Changing the Game
According to Entrup, there is; Verizon recently increased its C-band spectrum holdings, which will enable it to expand 5G service across the country. Whereas the 5G ultrawide band operates at higher frequencies and can’t always penetrate walls, C-band has the ability to “fill in those gaps and provide currencies like high bandwidth, low latency and high density to address these issues,” he stated. One of the key advantages it offers over WiFi is “less contention on the network for people trying to get an address.” Another is security, particularly when it comes to private networks, one of Verizon’s core objectives.
While the term can take on different meanings, “we see private networking as the ability to take a 5G network or an LTE network, and bring it into your facility, so that you’re running your own cellular network within your premises.”

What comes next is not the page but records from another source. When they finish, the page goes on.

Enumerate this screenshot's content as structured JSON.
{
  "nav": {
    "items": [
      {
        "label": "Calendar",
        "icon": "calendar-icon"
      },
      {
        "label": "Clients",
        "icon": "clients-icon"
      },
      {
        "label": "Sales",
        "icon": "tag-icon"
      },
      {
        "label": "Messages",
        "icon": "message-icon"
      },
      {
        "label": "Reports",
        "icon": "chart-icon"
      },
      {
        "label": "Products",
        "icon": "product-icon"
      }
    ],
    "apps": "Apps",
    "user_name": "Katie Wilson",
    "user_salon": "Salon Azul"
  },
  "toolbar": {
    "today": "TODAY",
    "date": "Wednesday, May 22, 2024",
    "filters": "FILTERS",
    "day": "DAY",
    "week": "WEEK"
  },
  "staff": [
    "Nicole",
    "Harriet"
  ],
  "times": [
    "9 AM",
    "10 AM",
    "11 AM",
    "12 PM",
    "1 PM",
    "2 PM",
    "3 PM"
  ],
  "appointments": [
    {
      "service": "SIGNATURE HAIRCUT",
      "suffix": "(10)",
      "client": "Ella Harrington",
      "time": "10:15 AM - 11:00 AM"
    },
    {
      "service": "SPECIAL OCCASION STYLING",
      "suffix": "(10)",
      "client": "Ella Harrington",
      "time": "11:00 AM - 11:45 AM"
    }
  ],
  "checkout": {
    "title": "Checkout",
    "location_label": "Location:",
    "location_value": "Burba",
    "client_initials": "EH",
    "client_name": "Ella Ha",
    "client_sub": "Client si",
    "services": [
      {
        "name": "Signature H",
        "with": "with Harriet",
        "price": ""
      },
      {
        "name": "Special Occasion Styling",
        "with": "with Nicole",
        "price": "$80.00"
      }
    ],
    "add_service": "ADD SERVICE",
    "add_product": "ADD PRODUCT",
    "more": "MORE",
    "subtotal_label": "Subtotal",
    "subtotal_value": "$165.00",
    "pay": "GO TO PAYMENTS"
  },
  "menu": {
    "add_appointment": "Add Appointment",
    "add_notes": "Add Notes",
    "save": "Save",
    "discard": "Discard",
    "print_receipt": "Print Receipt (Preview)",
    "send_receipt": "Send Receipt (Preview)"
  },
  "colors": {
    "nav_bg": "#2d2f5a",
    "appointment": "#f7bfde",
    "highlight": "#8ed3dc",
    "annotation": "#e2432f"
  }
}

Edge computing, another key objective, refers to “the ability to integrate the infrastructure, compute, memory, and storage into the fabric of the network, and deliver an AWS cloud in your data center,” Entrup added. “It’s zero hops, which is how you’re going to get to zero to 30 milliseconds in latency.” Finally there’s network-as-a-service, which can enable healthcare organizations to provide “real-time self-service” by bundling services such as 5G, SD-WAN, and WiFi in a “seamless, frictionless way.”
All four components — 5G, private networking, edge computing and network-as-a-service — will play a critical role as organizations moved toward digital transformation. And although they’ve been limited by latency and bandwidth issues, Entrup believes that’s about to change dramatically.
“I believe we are about to see a seismic shift in technology adoption over the next five years that we have not seen in the prior 20,” he noted, with one of the main drivers being the newfound ability to download gigabits in seconds. “That’s going to be game-changing. It’s not just about downloading a Netflix video faster. It’s about the ability to handle large volumes of IOT devices. The ability to have smart cameras in the hospital, monitoring people, patterns, equipment, patients and data in real-time, and providing predictive analytics.”
For Verizon, preparing for that future means continuing to innovate and partner with technology companies, software vendors, and startups to “identify what this technology means,” he noted. “We’re very excited about it.”
“The Right People”
For healthcare leaders, it’s continuing to acknowledge that although technology and process are both critical components, neither are more important than having the right people in place, and providing them with the right guidance.
“In healthcare, we’re very mission driven,” noted Brady. “If you have the right people, they’re going to come together and figure a way to do things, whether they’re prepared or not.”
And whether they already had a full plate, which most IT workers already did, according to Kravitz, whose team went live with three Epic modules while dealing with Covid-19. “They put their heads down and did the work,” he added. “It’s our responsibility as leaders in IT to govern the demand management process and communicate with business owners” to ensure priorities are aligned with the organization’s strategy. That, in turn, will enable health system to “focus on the things that really do move the organization forward and differentiate us. And digital is the way.”
To view the archive of this webinar — Powering the Connected Hospital of the Future with 5G, Edge Compute, and Intelligent Networking — click here.